# [Directions for this task]
Your task is to output all the records below, word for word.
┌──
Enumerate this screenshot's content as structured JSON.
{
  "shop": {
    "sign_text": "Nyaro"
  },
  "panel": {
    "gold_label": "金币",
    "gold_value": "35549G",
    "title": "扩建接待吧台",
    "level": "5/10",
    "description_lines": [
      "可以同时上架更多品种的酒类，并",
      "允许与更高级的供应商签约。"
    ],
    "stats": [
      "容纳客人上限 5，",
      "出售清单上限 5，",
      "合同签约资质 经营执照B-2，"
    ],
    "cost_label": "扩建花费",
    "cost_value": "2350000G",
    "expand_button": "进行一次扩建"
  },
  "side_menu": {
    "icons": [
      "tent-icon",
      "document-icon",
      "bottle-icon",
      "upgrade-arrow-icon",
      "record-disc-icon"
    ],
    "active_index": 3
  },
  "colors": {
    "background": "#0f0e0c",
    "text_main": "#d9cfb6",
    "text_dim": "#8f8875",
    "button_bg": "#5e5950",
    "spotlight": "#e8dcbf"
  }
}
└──
# [Task response]
Enumerate this screenshot's content as structured JSON.
{
  "shop": {
    "sign_text": "Nyaro"
  },
  "panel": {
    "gold_label": "金币",
    "gold_value": "35549G",
    "title": "扩建接待吧台",
    "level": "5/10",
    "description_lines": [
      "可以同时上架更多品种的酒类，并",
      "允许与更高级的供应商签约。"
    ],
    "stats": [
      "容纳客人上限 5，",
      "出售清单上限 5，",
      "合同签约资质 经营执照B-2，"
    ],
    "cost_label": "扩建花费",
    "cost_value": "2350000G",
    "expand_button": "进行一次扩建"
  },
  "side_menu": {
    "icons": [
      "tent-icon",
      "document-icon",
      "bottle-icon",
      "upgrade-arrow-icon",
      "record-disc-icon"
    ],
    "active_index": 3
  },
  "colors": {
    "background": "#0f0e0c",
    "text_main": "#d9cfb6",
    "text_dim": "#8f8875",
    "button_bg": "#5e5950",
    "spotlight": "#e8dcbf"
  }
}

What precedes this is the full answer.